Wash. Court Allows College Coach to Sue for Wrongful Termination Over Title IX Complaints
The former coach of the women’s basketball coach at Clark College can pursue claims that he was wrongfully fired for complaining about unequal treatment between his team and the men’s team, the Washington Court of Appeals has ruled.
In a unanimous decision, the three-judge panel said Trev Kiser produced enough evidence for his case to go forward, despite the college’s argument that he was justifiably fired for financial irregularities.
The college has asked the court to reconsider the ruling, said Assistant Attorney Gen. El Shon Richmond, who represents Clark. If that request is unsuccessful, he said the college will decide whether to seek state Supreme Court review or return to the trial court as the appeals panel ordered.
Clark hired Kiser in 1997 under renewable annual contracts to coach the women’s team, and terminated him in March 2002, according to the decision.
Before his firing, Kiser contends he complained to college officials, including the athletic director who also coached the men’s basketball team, about a pattern of inequality between the programs, including a disparity in financial resources and coaching staff size.
He contended there were differences in the caliber of referees, budgets, travel accommodations and the athletic director’s alleged hostility toward the women’s team. For example, the men, but not the women, received new sweatsuits and the men had access to more college vans for road games. In addition, the women’s team was told it had to sleep four to a room at the Northwest Athletic Association of Community Colleges playoffs, while the men were assigned two to a room, although the college relented after a female player’s father wrote to the athletic director.
On one occasion, the athletic director allegedly told Kiser to “quit with the Title IX complaints” or he would be fired and never coach again, the decision said, adding that “the college does not deny that the athletic director threatened Kiser with losing his job if he did not refrain from making Title IX allegations.”
Richmond said he does not know of any formal Title IX complaints against Clark.
Although Kiser was canned as basketball coach, the college initially kept him on to teach billiards and bowling under his contract, the court said. Richmond said that was because the college’s investigation was not yet completed and the college wanted to keep Kiser from having contact with the basketball players he had coached.
Kiser’s lawyer, Jean Huffington, of Bellevue, said elimination of coaching duties meant a reduction in pay and attributed his temporary retention to teach the other classes as “a way to control him.”
In the suit, the college denies any wrongdoing and counters that it had a “legitimate, non-retaliatory reason for terminating his employment,” namely misappropriating student per diem funds and misusing his college gas card privilege to pay for fuel for his personal vehicle, according to the decision.
After an internal audit, Kiser repaid almost $350 to the college but denied any intentional wrongdoing or fraud, the court said. Huffington said Kiser had been under the “mistaken impression” that he was entitled to use the card because he used his personal vehicle to drive players to away games.
After unsuccessfully challenging his discharge through the grievance process, he sued the college for retaliatory discharge in violation of Title IX and a state law prohibiting gender discrimination in intercollegiate athletics, and for wrongful discharge.
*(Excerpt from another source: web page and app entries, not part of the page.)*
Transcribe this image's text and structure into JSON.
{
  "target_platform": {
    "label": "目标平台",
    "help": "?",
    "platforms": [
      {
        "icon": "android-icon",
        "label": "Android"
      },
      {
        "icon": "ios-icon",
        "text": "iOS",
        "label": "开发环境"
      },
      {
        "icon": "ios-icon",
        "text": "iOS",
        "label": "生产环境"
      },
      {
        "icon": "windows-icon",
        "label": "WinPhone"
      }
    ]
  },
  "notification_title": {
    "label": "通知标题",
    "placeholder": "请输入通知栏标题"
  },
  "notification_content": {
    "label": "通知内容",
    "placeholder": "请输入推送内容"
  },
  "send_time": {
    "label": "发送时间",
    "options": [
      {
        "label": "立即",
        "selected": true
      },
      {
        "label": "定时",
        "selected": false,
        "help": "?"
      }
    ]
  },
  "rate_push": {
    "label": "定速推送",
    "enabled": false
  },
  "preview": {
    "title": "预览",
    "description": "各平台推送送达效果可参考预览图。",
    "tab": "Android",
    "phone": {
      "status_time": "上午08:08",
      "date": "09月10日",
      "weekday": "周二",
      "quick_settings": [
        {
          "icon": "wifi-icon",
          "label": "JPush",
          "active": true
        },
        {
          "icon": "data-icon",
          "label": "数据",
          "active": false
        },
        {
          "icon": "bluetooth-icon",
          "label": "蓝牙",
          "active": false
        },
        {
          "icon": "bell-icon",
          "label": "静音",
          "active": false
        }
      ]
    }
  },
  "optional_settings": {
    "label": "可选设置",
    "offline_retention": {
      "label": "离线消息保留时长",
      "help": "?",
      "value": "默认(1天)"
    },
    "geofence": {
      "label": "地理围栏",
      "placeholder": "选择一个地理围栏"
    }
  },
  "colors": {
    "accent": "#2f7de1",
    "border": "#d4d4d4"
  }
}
Huffington said the suit seeks monetary damages, lost pay and reinstatement.
“He was never able to find another job in college coaching,” Huffington said.
A lower-court judge dismissed the case without trial.
In reinstating the suit, the appellate court said there is a significant factual dispute between the two sides, justifying a trial.
“The record does not show conclusively as a matter or law that Kiser’s termination was based on his alleged theft and fraud or that his Title IX complaints were not a substantial factor on the decision to relieve him of his coaching duties,” Chief Judge Elaine Houghton wrote for the court.
The court also said there was circumstantial evidence to support the claim that the college had a “retaliatory motive,” including a dispute over whether the college began investigating possible financial misconduct before or after Kiser made his Title IX allegations.